I meant to say
The Common European Framework is not an issue here. Our providers need NOT concern themselves with it. They can refer to the 6 levels we have (which are largely based on the CEF) and make their best guess. Let us not complicate things.
Thank you Steve.
Responsibility is the better expression. Sometimes I’m not sure which English expression is the best.
2) is for me a question of quality. If I add items to the library I make always sure that the transcript fits the audio, and if not I add the missing parts. If you want to be taken serious by institutions you should be more aware of quality.
3) Also a question of quality. I want to rely on what I’m reading. It is learning material. You should consider this. Users expect that learning material is proper. (That is what you get on other language learning websites.)
4) I agree.
What I dislike is the impression that providers do a quick upload don’t worrying about quality and do an upload in 2 minutes. Some members including me work hours on one lesson to offer quality learning.
I think LingQ should not only offer quantity. Now that we have so much quantity for a lot of languages LingQ should consider to focus on quality.
Noted Vera. Ultimately what matters the most is user satisfaction and introducing a system for users to evaluate content will so,ve a lot of problems. Eventually we would hope to eliminate content that got a low score. But that is in the future.
I’d add “setting up the accent of the lesson”.
I know that many (maybe most) of you don’t bother about the accent (and pronunciation for that matter). But it’d be nice to have a library with the accent on each lesson (many many lessons don’t even have one set up).
I’m guessing many people upload content in a language that they aren’t even studying and have no knowledge of. So Vera’s requests are maybe too much to ask.
Good point Berta. Providers should add accents where possible and we are going in and adding accents where we can, as we adjust the difficulty levels. I hope other members can do the same.
Every incremental step in improving the library is good, and gradually it will all get better.
This is not a problem but a suggestion: I would like to filter for spontaneous material- conversations or otherwise that are transcribed after the fact, and not read into the microphone.
Ideally, this type of content will be in the conversations and interviews or podcasts types. We will see if this can be standardized across all languages.
Re. quality with text/audio, I don’t think it matters a great deal for higher-level content (certainly it does for beginner content, I agree they should be identical here). Indeed it’s just not practical when you’re importing very large collections. The Yvan Amar series I’m currently working on has over 1,000 lessons and the audio does not always match the text. However, if I corrected every single lesson so they were identical it would take me far too much time. I wouldn’t do it basically.
As an intermediate/advanced learner of French, these differences don’t matter to me. In fact I find that my brain notices them, is more alert to them and I am convinced this improves my overall learning experience.

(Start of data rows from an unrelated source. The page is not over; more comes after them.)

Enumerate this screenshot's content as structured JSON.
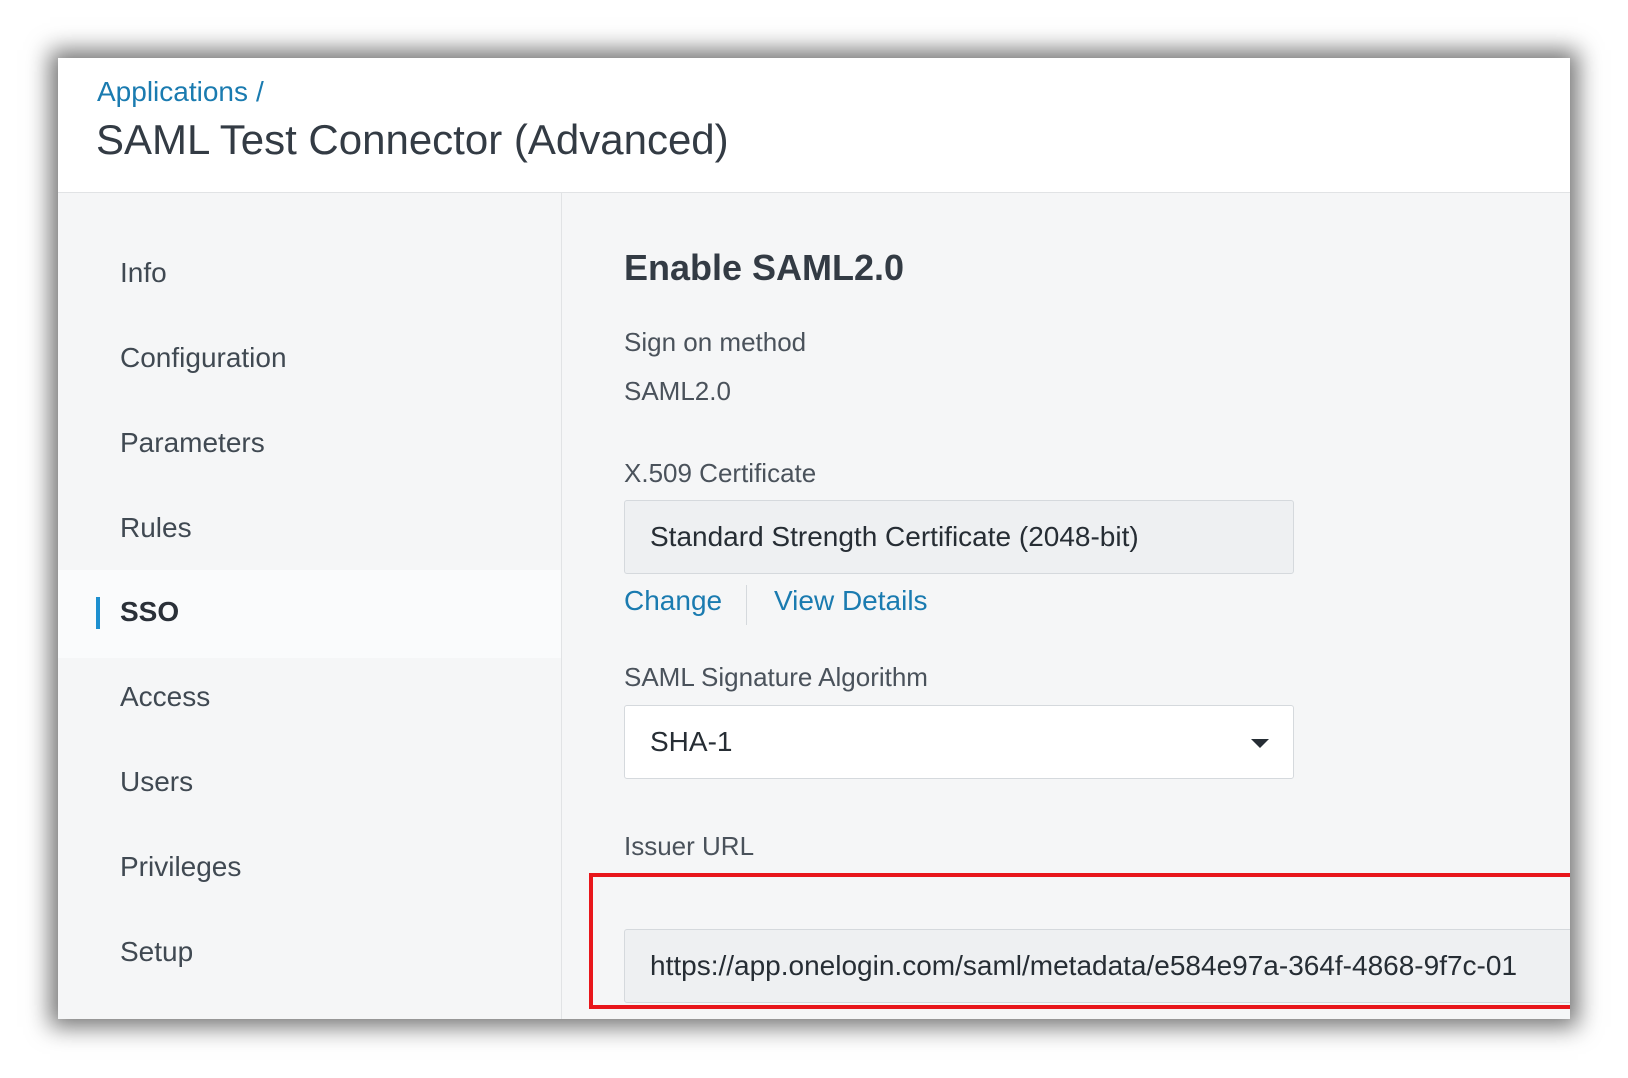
{
  "header": {
    "breadcrumb_link": "Applications",
    "breadcrumb_separator": "/",
    "title": "SAML Test Connector (Advanced)"
  },
  "sidebar": {
    "items": [
      {
        "label": "Info",
        "active": false
      },
      {
        "label": "Configuration",
        "active": false
      },
      {
        "label": "Parameters",
        "active": false
      },
      {
        "label": "Rules",
        "active": false
      },
      {
        "label": "SSO",
        "active": true
      },
      {
        "label": "Access",
        "active": false
      },
      {
        "label": "Users",
        "active": false
      },
      {
        "label": "Privileges",
        "active": false
      },
      {
        "label": "Setup",
        "active": false
      }
    ]
  },
  "main": {
    "section_title": "Enable SAML2.0",
    "sign_on": {
      "label": "Sign on method",
      "value": "SAML2.0"
    },
    "certificate": {
      "label": "X.509 Certificate",
      "value": "Standard Strength Certificate (2048-bit)",
      "change_link": "Change",
      "view_details_link": "View Details"
    },
    "signature_algorithm": {
      "label": "SAML Signature Algorithm",
      "selected": "SHA-1"
    },
    "issuer": {
      "label": "Issuer URL",
      "value": "https://app.onelogin.com/saml/metadata/e584e97a-364f-4868-9f7c-01"
    }
  },
  "colors": {
    "link": "#1a7bb0",
    "active_indicator": "#1d8fcf",
    "highlight": "#e8161b"
  }
}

I am fixing the level of the ItalianLingQ podcast and at the same time adding the accent. The problem is when people with different accents (e.g. an Italian from the North and one from the South) speak in the same podcast. This has been the case for an audiobook I started uploading some months ago. In such a case I leave the field empty. Maybe there could be an option to choose more than one accent in the future.
Michele, what I’ve been doing is either leaving it blank or selecting the accent that is less popular. For example, one conversation between a New Zealander and a Canadian had equal representation of each accent throughout the talk, but the New Zealand accent is more rare in the library.
Fully agreed Jamie, and I also find that when I discover mistakes or strange things in advanced content, this helps me to notice this in subsequent content.
On the other hand, beginner content should have fewer errors.